PROBLEM DETAILS: Exactly as written and without the pictures, output the entries below.

MATERIAL SHOWN:
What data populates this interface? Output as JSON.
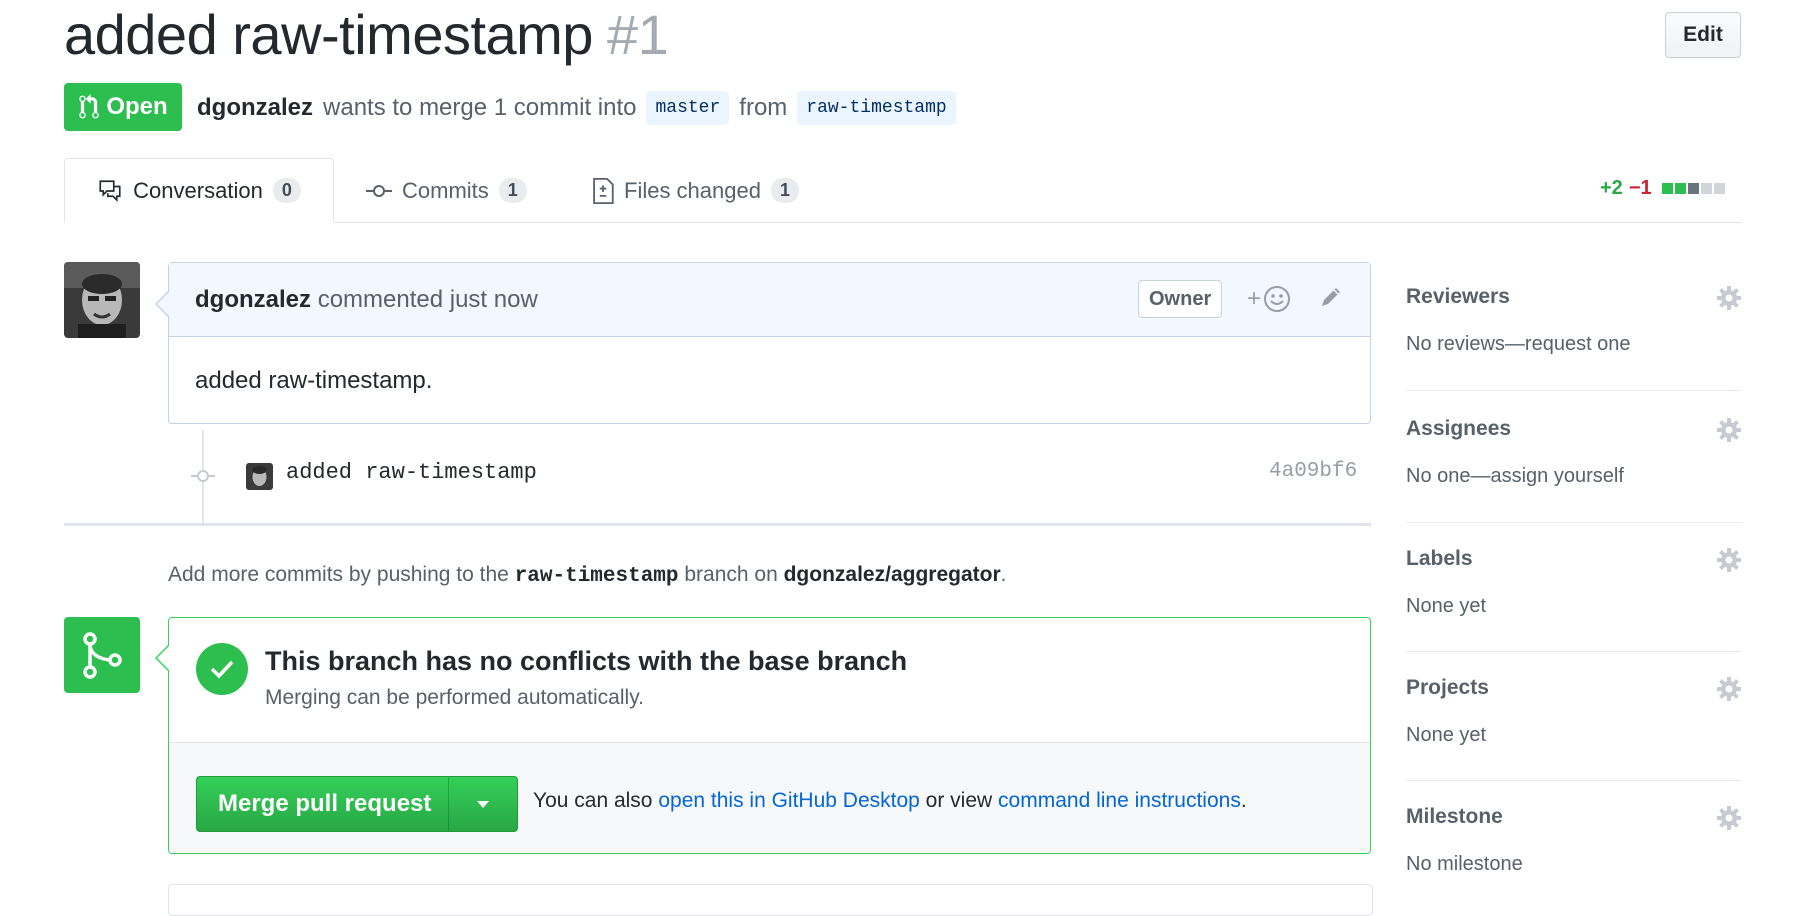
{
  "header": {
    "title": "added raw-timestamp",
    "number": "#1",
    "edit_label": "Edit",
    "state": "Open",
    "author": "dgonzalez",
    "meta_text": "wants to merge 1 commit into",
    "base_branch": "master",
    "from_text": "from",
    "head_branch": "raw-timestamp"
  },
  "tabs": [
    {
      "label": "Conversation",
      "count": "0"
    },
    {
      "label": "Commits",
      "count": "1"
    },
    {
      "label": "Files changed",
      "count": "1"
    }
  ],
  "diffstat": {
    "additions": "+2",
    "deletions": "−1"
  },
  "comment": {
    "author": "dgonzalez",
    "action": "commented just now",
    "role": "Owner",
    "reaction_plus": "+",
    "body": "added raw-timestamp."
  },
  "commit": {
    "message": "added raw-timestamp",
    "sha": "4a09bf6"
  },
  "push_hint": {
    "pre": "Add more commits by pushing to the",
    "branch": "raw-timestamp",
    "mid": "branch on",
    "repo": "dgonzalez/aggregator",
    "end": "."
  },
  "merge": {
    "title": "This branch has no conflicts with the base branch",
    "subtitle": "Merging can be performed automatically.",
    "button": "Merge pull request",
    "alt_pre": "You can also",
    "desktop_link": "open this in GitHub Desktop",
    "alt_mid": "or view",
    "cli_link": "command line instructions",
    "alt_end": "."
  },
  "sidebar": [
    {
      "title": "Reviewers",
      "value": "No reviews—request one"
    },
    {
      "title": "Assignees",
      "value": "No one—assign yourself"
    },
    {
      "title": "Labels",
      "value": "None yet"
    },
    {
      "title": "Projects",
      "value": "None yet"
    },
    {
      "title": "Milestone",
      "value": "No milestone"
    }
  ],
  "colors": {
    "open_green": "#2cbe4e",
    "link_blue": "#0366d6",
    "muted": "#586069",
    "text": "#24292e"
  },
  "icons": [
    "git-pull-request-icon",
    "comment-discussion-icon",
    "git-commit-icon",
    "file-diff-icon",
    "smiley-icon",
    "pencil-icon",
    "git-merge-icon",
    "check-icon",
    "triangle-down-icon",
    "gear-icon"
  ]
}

EXPECTED OUTPUT:
What data populates this interface? Output as JSON.
{
  "header": {
    "title": "added raw-timestamp",
    "number": "#1",
    "edit_label": "Edit",
    "state": "Open",
    "author": "dgonzalez",
    "meta_text": "wants to merge 1 commit into",
    "base_branch": "master",
    "from_text": "from",
    "head_branch": "raw-timestamp"
  },
  "tabs": [
    {
      "label": "Conversation",
      "count": "0"
    },
    {
      "label": "Commits",
      "count": "1"
    },
    {
      "label": "Files changed",
      "count": "1"
    }
  ],
  "diffstat": {
    "additions": "+2",
    "deletions": "−1"
  },
  "comment": {
    "author": "dgonzalez",
    "action": "commented just now",
    "role": "Owner",
    "reaction_plus": "+",
    "body": "added raw-timestamp."
  },
  "commit": {
    "message": "added raw-timestamp",
    "sha": "4a09bf6"
  },
  "push_hint": {
    "pre": "Add more commits by pushing to the",
    "branch": "raw-timestamp",
    "mid": "branch on",
    "repo": "dgonzalez/aggregator",
    "end": "."
  },
  "merge": {
    "title": "This branch has no conflicts with the base branch",
    "subtitle": "Merging can be performed automatically.",
    "button": "Merge pull request",
    "alt_pre": "You can also",
    "desktop_link": "open this in GitHub Desktop",
    "alt_mid": "or view",
    "cli_link": "command line instructions",
    "alt_end": "."
  },
  "sidebar": [
    {
      "title": "Reviewers",
      "value": "No reviews—request one"
    },
    {
      "title": "Assignees",
      "value": "No one—assign yourself"
    },
    {
      "title": "Labels",
      "value": "None yet"
    },
    {
      "title": "Projects",
      "value": "None yet"
    },
    {
      "title": "Milestone",
      "value": "No milestone"
    }
  ],
  "colors": {
    "open_green": "#2cbe4e",
    "link_blue": "#0366d6",
    "muted": "#586069",
    "text": "#24292e"
  },
  "icons": [
    "git-pull-request-icon",
    "comment-discussion-icon",
    "git-commit-icon",
    "file-diff-icon",
    "smiley-icon",
    "pencil-icon",
    "git-merge-icon",
    "check-icon",
    "triangle-down-icon",
    "gear-icon"
  ]
}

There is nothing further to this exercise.